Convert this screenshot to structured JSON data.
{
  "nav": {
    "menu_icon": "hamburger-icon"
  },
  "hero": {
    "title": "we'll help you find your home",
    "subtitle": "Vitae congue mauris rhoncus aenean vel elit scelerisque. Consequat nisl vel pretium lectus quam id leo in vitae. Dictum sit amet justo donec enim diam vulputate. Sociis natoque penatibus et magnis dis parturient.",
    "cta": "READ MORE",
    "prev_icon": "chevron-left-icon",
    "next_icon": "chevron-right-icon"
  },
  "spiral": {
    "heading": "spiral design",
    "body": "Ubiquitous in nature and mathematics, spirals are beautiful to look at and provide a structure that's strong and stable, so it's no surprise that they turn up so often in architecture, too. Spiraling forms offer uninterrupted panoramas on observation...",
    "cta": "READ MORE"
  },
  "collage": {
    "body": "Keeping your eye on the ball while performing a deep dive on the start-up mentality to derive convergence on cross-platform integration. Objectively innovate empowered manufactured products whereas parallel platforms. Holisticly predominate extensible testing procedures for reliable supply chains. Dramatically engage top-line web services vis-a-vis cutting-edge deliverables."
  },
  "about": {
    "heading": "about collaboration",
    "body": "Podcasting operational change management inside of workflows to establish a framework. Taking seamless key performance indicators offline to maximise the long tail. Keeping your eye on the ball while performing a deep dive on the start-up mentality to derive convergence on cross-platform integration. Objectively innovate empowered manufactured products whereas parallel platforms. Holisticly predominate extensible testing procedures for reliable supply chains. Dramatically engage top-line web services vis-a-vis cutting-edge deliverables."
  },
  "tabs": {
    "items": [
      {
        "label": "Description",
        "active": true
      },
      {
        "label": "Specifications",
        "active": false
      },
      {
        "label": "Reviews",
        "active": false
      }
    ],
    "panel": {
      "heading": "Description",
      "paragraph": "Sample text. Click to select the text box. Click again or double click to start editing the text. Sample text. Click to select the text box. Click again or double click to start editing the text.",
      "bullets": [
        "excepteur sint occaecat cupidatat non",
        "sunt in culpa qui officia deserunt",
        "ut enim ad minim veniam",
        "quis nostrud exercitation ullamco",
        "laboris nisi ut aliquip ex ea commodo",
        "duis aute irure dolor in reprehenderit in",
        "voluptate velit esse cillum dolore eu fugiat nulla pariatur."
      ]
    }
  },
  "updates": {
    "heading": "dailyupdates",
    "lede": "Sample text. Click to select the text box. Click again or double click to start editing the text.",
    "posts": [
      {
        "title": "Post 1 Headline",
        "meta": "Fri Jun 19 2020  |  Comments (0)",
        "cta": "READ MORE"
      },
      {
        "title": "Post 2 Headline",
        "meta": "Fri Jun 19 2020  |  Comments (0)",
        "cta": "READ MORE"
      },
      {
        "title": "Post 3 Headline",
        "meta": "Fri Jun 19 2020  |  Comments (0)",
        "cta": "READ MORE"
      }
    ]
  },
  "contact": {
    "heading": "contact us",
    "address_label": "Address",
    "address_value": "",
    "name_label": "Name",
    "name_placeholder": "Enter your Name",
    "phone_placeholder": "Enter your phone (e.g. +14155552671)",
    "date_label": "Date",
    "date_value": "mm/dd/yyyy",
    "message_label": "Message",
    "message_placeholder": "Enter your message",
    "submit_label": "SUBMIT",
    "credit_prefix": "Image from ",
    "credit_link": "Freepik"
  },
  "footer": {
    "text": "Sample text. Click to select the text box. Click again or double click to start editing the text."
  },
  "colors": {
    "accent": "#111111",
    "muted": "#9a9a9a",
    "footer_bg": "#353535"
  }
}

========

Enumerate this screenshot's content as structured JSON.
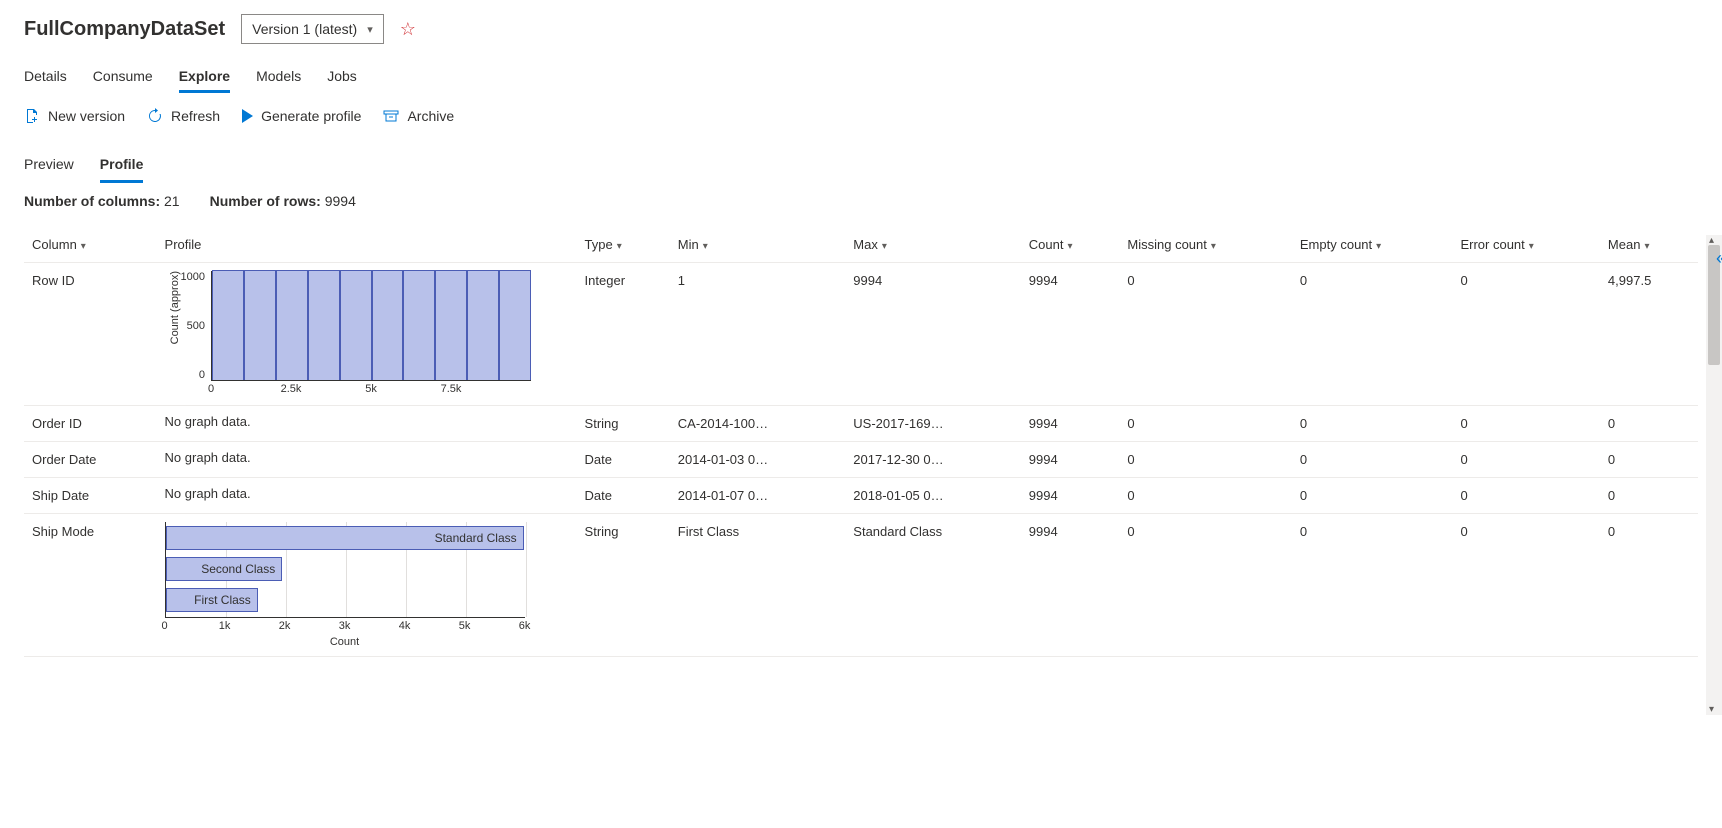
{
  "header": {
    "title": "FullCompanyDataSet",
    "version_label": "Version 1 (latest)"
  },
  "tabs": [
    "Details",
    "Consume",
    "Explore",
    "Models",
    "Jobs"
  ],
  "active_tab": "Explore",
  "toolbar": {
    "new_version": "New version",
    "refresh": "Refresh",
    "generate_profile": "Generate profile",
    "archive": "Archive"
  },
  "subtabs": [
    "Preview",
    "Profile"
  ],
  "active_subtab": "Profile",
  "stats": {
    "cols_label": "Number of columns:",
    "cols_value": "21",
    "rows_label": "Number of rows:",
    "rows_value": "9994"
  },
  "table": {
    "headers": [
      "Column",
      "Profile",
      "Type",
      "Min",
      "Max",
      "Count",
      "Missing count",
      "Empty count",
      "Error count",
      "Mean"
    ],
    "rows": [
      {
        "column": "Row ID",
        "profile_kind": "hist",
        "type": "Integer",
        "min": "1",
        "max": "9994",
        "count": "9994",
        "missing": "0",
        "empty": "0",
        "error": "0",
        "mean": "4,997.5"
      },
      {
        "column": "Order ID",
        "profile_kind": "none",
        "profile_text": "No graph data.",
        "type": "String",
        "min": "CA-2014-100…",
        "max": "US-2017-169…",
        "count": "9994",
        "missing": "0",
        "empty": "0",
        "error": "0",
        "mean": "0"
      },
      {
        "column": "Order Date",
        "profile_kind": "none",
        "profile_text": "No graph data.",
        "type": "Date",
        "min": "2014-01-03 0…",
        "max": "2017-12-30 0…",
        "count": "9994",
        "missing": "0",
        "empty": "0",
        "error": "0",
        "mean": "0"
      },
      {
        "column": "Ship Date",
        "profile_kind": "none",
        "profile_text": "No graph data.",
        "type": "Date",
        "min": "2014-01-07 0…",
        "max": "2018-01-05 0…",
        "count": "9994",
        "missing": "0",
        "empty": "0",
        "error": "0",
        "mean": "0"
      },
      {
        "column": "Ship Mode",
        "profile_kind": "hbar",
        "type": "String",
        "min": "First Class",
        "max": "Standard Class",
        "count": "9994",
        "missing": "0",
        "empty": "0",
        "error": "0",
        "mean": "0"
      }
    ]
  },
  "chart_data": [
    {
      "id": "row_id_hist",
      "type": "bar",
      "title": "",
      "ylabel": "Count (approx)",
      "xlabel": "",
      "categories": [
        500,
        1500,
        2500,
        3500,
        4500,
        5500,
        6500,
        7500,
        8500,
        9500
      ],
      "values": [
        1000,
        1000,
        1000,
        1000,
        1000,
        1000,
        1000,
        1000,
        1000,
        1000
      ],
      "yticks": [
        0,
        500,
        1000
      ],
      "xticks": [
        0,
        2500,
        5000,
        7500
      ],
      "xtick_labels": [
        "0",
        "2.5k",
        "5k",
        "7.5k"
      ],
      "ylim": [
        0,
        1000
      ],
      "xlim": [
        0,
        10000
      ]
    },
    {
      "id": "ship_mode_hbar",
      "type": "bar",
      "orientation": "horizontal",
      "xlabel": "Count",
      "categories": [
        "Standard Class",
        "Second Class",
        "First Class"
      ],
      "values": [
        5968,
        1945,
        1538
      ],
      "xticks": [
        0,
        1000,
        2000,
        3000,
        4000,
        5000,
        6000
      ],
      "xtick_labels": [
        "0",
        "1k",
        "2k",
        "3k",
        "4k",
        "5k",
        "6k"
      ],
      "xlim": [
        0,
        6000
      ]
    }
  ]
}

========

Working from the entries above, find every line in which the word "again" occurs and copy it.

## Response to the exercise
      "paragraph": "Sample text. Click to select the text box. Click again or double click to start editing the text. Sample text. Click to select the text box. Click again or double click to start editing the text.",
    "lede": "Sample text. Click to select the text box. Click again or double click to start editing the text.",
    "text": "Sample text. Click to select the text box. Click again or double click to start editing the text."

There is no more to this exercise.